I experienced much the same thing. Women as a whole are simply not taken seriously in Christianity. Yes, there are a few women who get trotted out time and again–Mary and Jezebel spring to mind–but they are only famous in the context of their relations with the men in their lives. The Bible certainly contains more women’s stories than we normally discuss, but taken as a whole the Bible as we have it reflects millenia of misoogyny–the stories are overwhelmingly about men. I would add that children suffer a similar lack of strong role models. As with the women, children are overwhelmingly portrayed in terms of their relationships with the men in their lives–the priests, the king, occasionally a father, or God (who, all information about the gender-neutrality of early references nothwithstanding, is overwhelmingly presented as male). I can’t think of a single story of a girl child.

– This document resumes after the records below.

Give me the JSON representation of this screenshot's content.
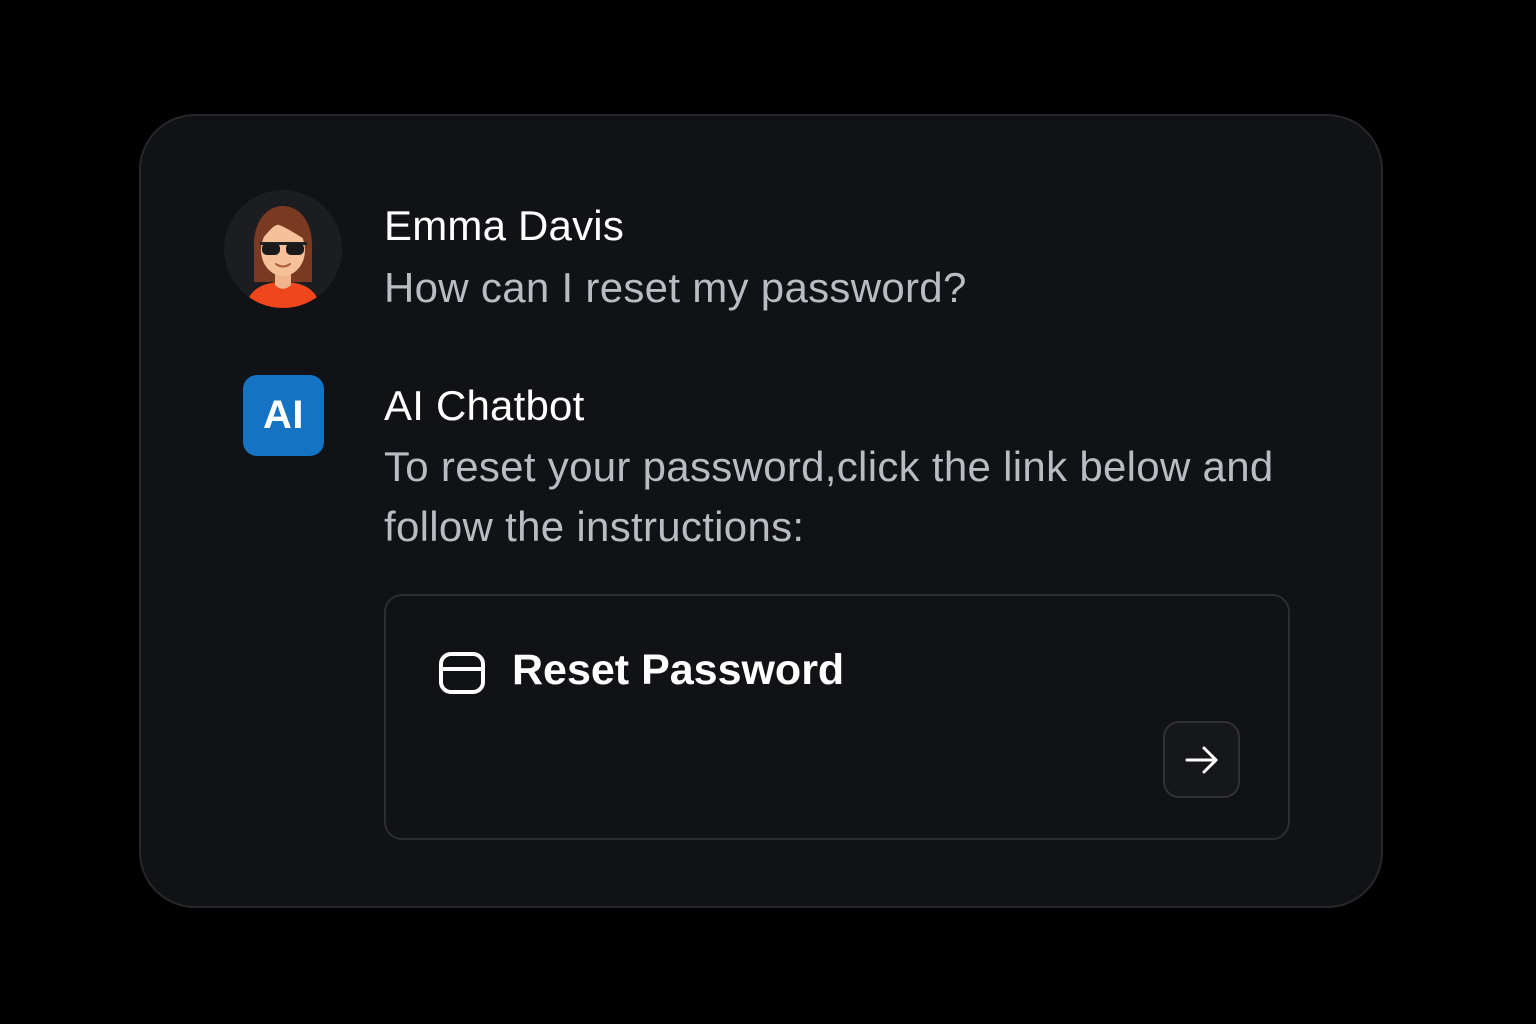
{
  "messages": [
    {
      "sender": "Emma Davis",
      "text": "How can I reset my password?",
      "avatar_icon": "user-avatar-woman-sunglasses"
    },
    {
      "sender": "AI Chatbot",
      "badge": "AI",
      "text": "To reset your password,click the link below and follow the instructions:",
      "badge_color": "#1473c2"
    }
  ],
  "link_card": {
    "icon": "card-icon",
    "label": "Reset Password",
    "action_icon": "arrow-right-icon"
  },
  "colors": {
    "background": "#000000",
    "card": "#111215",
    "name_text": "#ffffff",
    "message_text": "#b9bcc2",
    "accent": "#1473c2",
    "avatar_shirt": "#f0461e"
  }
}
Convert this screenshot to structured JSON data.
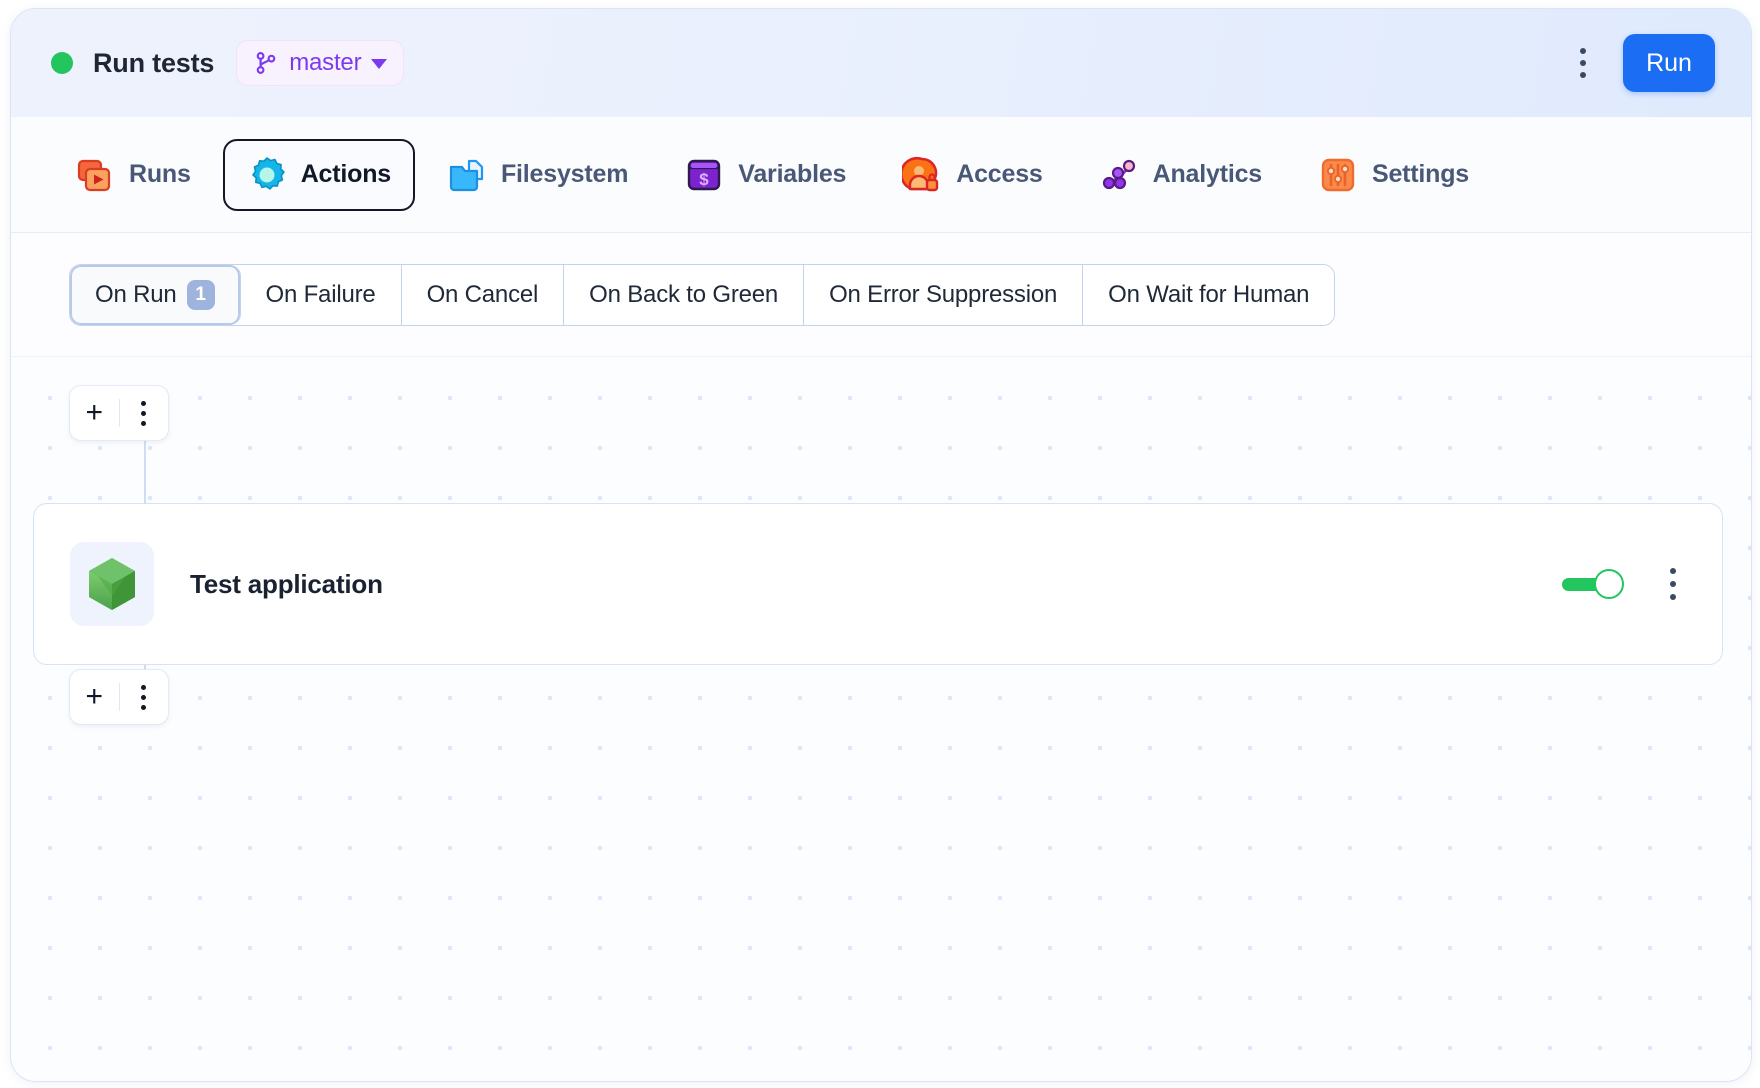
{
  "header": {
    "status": "running",
    "status_color": "#22c55e",
    "title": "Run tests",
    "branch": "master",
    "branch_icon": "git-branch-icon",
    "branch_caret_icon": "chevron-down-icon",
    "menu_icon": "kebab-menu-icon",
    "run_label": "Run",
    "run_color": "#1b6ef3"
  },
  "nav": {
    "tabs": [
      {
        "label": "Runs",
        "icon": "runs-icon",
        "active": false
      },
      {
        "label": "Actions",
        "icon": "actions-icon",
        "active": true
      },
      {
        "label": "Filesystem",
        "icon": "filesystem-icon",
        "active": false
      },
      {
        "label": "Variables",
        "icon": "variables-icon",
        "active": false
      },
      {
        "label": "Access",
        "icon": "access-icon",
        "active": false
      },
      {
        "label": "Analytics",
        "icon": "analytics-icon",
        "active": false
      },
      {
        "label": "Settings",
        "icon": "settings-icon",
        "active": false
      }
    ]
  },
  "subtabs": {
    "items": [
      {
        "label": "On Run",
        "badge": "1",
        "active": true
      },
      {
        "label": "On Failure",
        "badge": null,
        "active": false
      },
      {
        "label": "On Cancel",
        "badge": null,
        "active": false
      },
      {
        "label": "On Back to Green",
        "badge": null,
        "active": false
      },
      {
        "label": "On Error Suppression",
        "badge": null,
        "active": false
      },
      {
        "label": "On Wait for Human",
        "badge": null,
        "active": false
      }
    ]
  },
  "canvas": {
    "add_top": {
      "plus_label": "+",
      "plus_icon": "plus-icon",
      "menu_icon": "kebab-menu-icon"
    },
    "add_bottom": {
      "plus_label": "+",
      "plus_icon": "plus-icon",
      "menu_icon": "kebab-menu-icon"
    },
    "action": {
      "title": "Test application",
      "icon": "nodejs-hexagon-icon",
      "enabled": true,
      "toggle_color": "#22c55e",
      "menu_icon": "kebab-menu-icon"
    }
  }
}
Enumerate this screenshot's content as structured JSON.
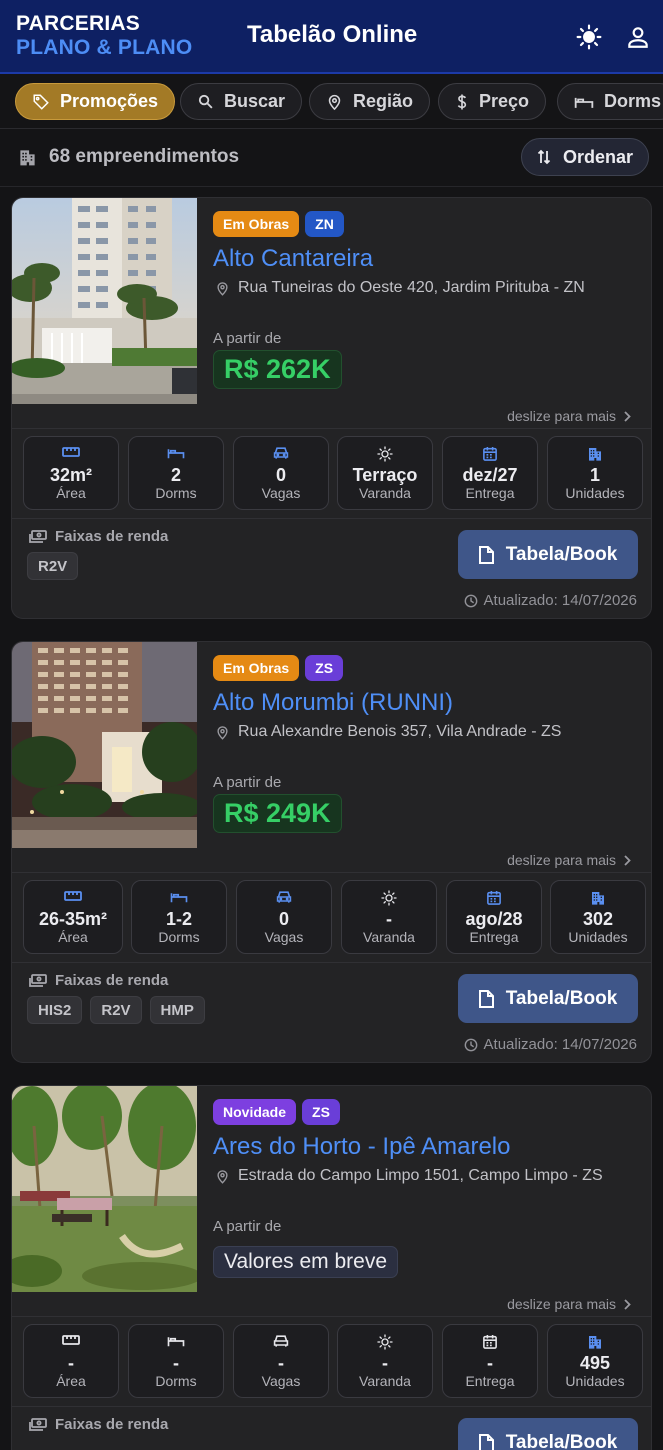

And if we look for stories of children who experience abuse or negative parenting and triumph–I finally just gave up. I grew up knowing that the Bible stories might be relevant for some people, but they certainly weren’t for me. There were simply no role models with whom my own experience resonated. Oddly enough, I have found strong, positive role models in the myths and literature of pre-christian cultures–stories that offer a way of coming to grips with and dealing positively with the reality of my own experience. I suspect there may be many reasons for this–the culture at the time of writing was in many cases very different from ours–different values, goals, mores, and cultures. And then the documents were edited repeatedly to"clarify meaning" and “correct” errors–which often meant to modify the information to meet the needs and comfort zones of later readers whose culture had shifted. The Christian Bible was assembled in an era when hatred toward and fear of women (particularly powerful women) had reached pathological levels. And the Bible reflects this. The question is, can we consider a book that has been shaped by wildly divergent special interests over millenia (to say nothing of accidental errors) God’s word? If so, how will we read it? Is it responsible to apply values that justified often-savage behavior as right acting. I know what I believe, but I think it’s a question each person must answer for himself or herself. The only real bedrock is the need, as Bart Ehrman puts it, to understand how the Bible was created, if we are going to use it as a guide for our lives.